### PROBLEM DESCRIPTION
The lines you return must be all those in the data that hold the string "基础医学类".

[Entries from a dataset of interfaces]
-----

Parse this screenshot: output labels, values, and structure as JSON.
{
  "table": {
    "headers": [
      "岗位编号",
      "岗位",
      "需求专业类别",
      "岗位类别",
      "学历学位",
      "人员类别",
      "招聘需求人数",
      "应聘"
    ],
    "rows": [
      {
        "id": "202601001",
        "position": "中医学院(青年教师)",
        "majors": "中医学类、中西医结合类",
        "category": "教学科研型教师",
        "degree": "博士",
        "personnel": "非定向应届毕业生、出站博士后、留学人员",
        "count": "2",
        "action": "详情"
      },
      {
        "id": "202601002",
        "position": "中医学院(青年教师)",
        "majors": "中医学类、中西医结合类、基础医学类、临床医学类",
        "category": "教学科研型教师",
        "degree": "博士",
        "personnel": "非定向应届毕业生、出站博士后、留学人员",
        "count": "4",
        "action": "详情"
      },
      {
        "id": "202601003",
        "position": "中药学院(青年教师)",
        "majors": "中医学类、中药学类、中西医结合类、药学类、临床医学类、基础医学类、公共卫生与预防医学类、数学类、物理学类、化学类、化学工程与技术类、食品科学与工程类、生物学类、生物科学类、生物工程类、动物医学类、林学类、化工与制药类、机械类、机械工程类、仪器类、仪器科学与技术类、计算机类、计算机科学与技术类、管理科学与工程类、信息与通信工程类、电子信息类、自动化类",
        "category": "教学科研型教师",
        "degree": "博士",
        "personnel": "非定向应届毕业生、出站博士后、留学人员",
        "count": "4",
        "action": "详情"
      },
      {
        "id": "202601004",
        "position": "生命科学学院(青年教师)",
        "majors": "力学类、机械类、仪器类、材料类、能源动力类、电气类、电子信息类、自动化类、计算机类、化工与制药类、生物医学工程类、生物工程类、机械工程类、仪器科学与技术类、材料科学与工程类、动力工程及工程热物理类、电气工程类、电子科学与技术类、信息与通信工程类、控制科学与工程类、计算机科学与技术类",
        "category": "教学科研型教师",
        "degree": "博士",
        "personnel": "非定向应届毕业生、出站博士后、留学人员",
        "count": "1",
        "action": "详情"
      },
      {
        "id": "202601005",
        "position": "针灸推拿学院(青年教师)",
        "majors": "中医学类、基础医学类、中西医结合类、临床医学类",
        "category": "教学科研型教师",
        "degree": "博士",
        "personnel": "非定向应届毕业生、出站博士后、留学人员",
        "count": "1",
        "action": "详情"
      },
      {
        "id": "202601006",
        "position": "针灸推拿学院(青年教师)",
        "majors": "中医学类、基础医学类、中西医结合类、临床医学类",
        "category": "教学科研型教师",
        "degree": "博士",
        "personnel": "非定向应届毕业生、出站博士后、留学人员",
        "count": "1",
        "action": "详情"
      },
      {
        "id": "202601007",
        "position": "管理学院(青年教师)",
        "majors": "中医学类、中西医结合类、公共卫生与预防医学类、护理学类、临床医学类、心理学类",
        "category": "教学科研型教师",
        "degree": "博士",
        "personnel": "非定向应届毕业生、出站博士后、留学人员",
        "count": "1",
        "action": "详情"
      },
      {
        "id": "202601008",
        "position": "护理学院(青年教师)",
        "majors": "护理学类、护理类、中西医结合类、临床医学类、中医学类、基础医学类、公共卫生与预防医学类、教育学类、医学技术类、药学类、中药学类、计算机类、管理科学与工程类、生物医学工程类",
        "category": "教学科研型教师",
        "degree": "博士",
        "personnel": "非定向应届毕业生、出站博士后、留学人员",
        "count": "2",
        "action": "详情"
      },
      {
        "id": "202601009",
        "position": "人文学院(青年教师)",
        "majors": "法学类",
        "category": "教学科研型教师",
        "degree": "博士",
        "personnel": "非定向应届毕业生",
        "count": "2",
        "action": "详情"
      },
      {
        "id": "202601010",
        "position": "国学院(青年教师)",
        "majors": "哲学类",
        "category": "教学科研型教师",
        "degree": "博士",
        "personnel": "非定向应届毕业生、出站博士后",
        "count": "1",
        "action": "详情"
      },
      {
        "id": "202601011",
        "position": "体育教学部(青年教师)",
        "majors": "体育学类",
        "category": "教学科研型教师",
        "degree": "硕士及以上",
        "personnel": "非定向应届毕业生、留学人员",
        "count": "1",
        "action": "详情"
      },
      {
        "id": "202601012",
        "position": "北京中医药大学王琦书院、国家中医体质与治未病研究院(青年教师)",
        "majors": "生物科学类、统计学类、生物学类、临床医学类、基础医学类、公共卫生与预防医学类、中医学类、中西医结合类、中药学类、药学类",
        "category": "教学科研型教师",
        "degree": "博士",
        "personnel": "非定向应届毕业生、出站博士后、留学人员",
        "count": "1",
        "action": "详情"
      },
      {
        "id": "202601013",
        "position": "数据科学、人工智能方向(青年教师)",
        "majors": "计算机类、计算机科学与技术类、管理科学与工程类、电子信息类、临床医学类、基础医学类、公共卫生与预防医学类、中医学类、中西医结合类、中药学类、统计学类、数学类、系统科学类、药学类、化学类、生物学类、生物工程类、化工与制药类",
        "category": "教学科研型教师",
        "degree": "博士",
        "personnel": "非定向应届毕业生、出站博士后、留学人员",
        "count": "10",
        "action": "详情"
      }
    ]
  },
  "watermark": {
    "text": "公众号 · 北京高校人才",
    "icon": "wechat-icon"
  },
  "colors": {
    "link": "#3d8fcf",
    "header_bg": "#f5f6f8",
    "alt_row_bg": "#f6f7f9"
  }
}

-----

### WRITTEN RESPONSE
        "majors": "中医学类、中西医结合类、基础医学类、临床医学类",
        "majors": "中医学类、中药学类、中西医结合类、药学类、临床医学类、基础医学类、公共卫生与预防医学类、数学类、物理学类、化学类、化学工程与技术类、食品科学与工程类、生物学类、生物科学类、生物工程类、动物医学类、林学类、化工与制药类、机械类、机械工程类、仪器类、仪器科学与技术类、计算机类、计算机科学与技术类、管理科学与工程类、信息与通信工程类、电子信息类、自动化类",
        "majors": "中医学类、基础医学类、中西医结合类、临床医学类",
        "majors": "中医学类、基础医学类、中西医结合类、临床医学类",
        "majors": "护理学类、护理类、中西医结合类、临床医学类、中医学类、基础医学类、公共卫生与预防医学类、教育学类、医学技术类、药学类、中药学类、计算机类、管理科学与工程类、生物医学工程类",
        "majors": "生物科学类、统计学类、生物学类、临床医学类、基础医学类、公共卫生与预防医学类、中医学类、中西医结合类、中药学类、药学类",
        "majors": "计算机类、计算机科学与技术类、管理科学与工程类、电子信息类、临床医学类、基础医学类、公共卫生与预防医学类、中医学类、中西医结合类、中药学类、统计学类、数学类、系统科学类、药学类、化学类、生物学类、生物工程类、化工与制药类",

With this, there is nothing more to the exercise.